Oh watch out. The jogger is back. He must have been as far as the weir and is now on the return journey.
“Hey mate,” I pretend to say. “Got any Marmalade on that iPod?”
The swans have moved on now. It’s getting cold. Time to go home. But I’ll be back again soon.
This is how I nourish my quiet, unobtrusive love for our long-gone Mum and Dad.

St Alkmund's, St Mary's and the Railway Station

A letter to the Shrewsbury Chronicle.

October 2010.

Re: Restoration projects.

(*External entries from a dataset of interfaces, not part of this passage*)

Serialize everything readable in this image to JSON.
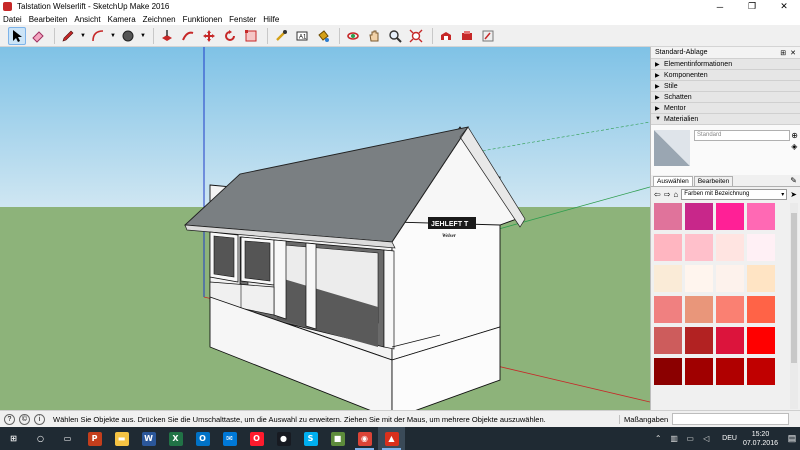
{
  "window": {
    "title": "Talstation Welserlift - SketchUp Make 2016",
    "minimize": "─",
    "maximize": "❐",
    "close": "✕"
  },
  "menu": [
    "Datei",
    "Bearbeiten",
    "Ansicht",
    "Kamera",
    "Zeichnen",
    "Funktionen",
    "Fenster",
    "Hilfe"
  ],
  "toolbar": {
    "tools": [
      "select-tool",
      "eraser-tool",
      "pencil-tool",
      "arc-tool",
      "shapes-tool",
      "push-pull-tool",
      "move-tool",
      "rotate-tool",
      "follow-me-tool",
      "tape-measure-tool",
      "text-tool",
      "paint-bucket-tool",
      "orbit-tool",
      "pan-tool",
      "zoom-tool",
      "zoom-extents-tool",
      "warehouse-tool",
      "extension-tool",
      "layout-tool"
    ]
  },
  "model": {
    "sign_main": "JEHLEFT T",
    "sign_sub": "Welser"
  },
  "tray": {
    "title": "Standard-Ablage",
    "pin": "⊞",
    "close": "✕",
    "panels": [
      "Elementinformationen",
      "Komponenten",
      "Stile",
      "Schatten",
      "Mentor"
    ],
    "materials": {
      "title": "Materialien",
      "name_placeholder": "Standard",
      "tabs": [
        "Auswählen",
        "Bearbeiten"
      ],
      "collection": "Farben mit Bezeichnung",
      "swatch_colors": [
        [
          "#e0739b",
          "#c8278a",
          "#ff2096",
          "#ff69b4"
        ],
        [
          "#ffb6c1",
          "#ffc0cb",
          "#ffe4e1",
          "#fff0f5"
        ],
        [
          "#faebd7",
          "#fff5ee",
          "#fdf2ec",
          "#ffe4c4"
        ],
        [
          "#f08080",
          "#e9967a",
          "#fa8072",
          "#ff6347"
        ],
        [
          "#cd5c5c",
          "#b22222",
          "#dc143c",
          "#ff0000"
        ],
        [
          "#8b0000",
          "#a00000",
          "#b00000",
          "#c00000"
        ]
      ]
    }
  },
  "status": {
    "message": "Wählen Sie Objekte aus. Drücken Sie die Umschalttaste, um die Auswahl zu erweitern. Ziehen Sie mit der Maus, um mehrere Objekte auszuwählen.",
    "measure_label": "Maßangaben"
  },
  "taskbar": {
    "apps": [
      {
        "name": "start",
        "color": "#1f2a33",
        "glyph": "⊞"
      },
      {
        "name": "search",
        "color": "#1f2a33",
        "glyph": "○"
      },
      {
        "name": "task-view",
        "color": "#1f2a33",
        "glyph": "▭"
      },
      {
        "name": "powerpoint",
        "color": "#c43e1c",
        "glyph": "P"
      },
      {
        "name": "explorer",
        "color": "#f6c343",
        "glyph": "▬"
      },
      {
        "name": "word",
        "color": "#2b579a",
        "glyph": "W"
      },
      {
        "name": "excel",
        "color": "#217346",
        "glyph": "X"
      },
      {
        "name": "outlook",
        "color": "#0072c6",
        "glyph": "O"
      },
      {
        "name": "mail",
        "color": "#0078d7",
        "glyph": "✉"
      },
      {
        "name": "opera",
        "color": "#ff1b2d",
        "glyph": "O"
      },
      {
        "name": "steam",
        "color": "#171a21",
        "glyph": "●"
      },
      {
        "name": "skype",
        "color": "#00aff0",
        "glyph": "S"
      },
      {
        "name": "minecraft",
        "color": "#5d8c3b",
        "glyph": "■"
      },
      {
        "name": "chrome",
        "color": "#db4437",
        "glyph": "◉"
      },
      {
        "name": "sketchup",
        "color": "#d9301c",
        "glyph": "▲"
      }
    ],
    "language": "DEU",
    "time": "15:20",
    "date": "07.07.2016"
  },
  "colors": {
    "sky_top": "#7fc2e6",
    "sky_bottom": "#c8e3f0",
    "ground": "#8db37a",
    "roof": "#7a7f82",
    "wall": "#f4f4f4"
  }
}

The thoughtful and insightful letter from the Rev Richard Hayes of St Alkmund's (Chronicle, September 30), reminds us that there is a difference between good restoration and bad restoration.
An example of good restoration is that which the people of St Alkmund's have achieved over the past nine years. An example of bad restoration was the scheme from 1910 (outlined in the Rev Hayes' letter) to effectively rip out and replace four beautiful windows dating from 1795; a scheme which thankfully never came to fruition.
But this story reminded me of other acts (and proposals) relating to St Alkmund's, to St Mary's, and (more recently) to our splendid railway station.
As is told in St Alkmund's own leaflet ('A Brief History'), the medieval church of St Alkmund's was a fine one but when Old St Chad's Church collapsed in 1788 there was "a general alarm about the safety of both St Mary's and St Alkmund's".
On the strength of questionable advice, the demolition of St Alkmund's was decided upon and an Act of Parliament was passed dated April 17, 1794, to authorise the taking down and rebuilding of all but the tower and spire.
As if to emphasise just how crazy this move was, the strength of the undecayed walls was such that explosives had to used to destroy them. As the leaflet says: “The authorities realised their folly too late”.
As if that were not enough, the next sentence in the leaflet really blew my socks off: “St Mary's was saved from a similar fate by one vote”.
Well, thank goodness for that one vote!
With thinking like this all down through the centuries it is a miracle that so many wonderful historic buildings have survived at all!
Leaping forward in time the best part of a couple of hundred years, our beautiful railway station was under threat, I believe, in the early 1960s. I am sure I remember reading this somewhere (and perhaps fellow Chronicle readers can help me out here). In an era when many lovely Victorian railway stations up and down the country were swept away in favour of the shoebox designs so fashionable at the time, even our gorgeous station was considered (briefly) as ripe for the bulldozers. Just who are these people who can envisage such appalling vandalism?
Phil Gillam,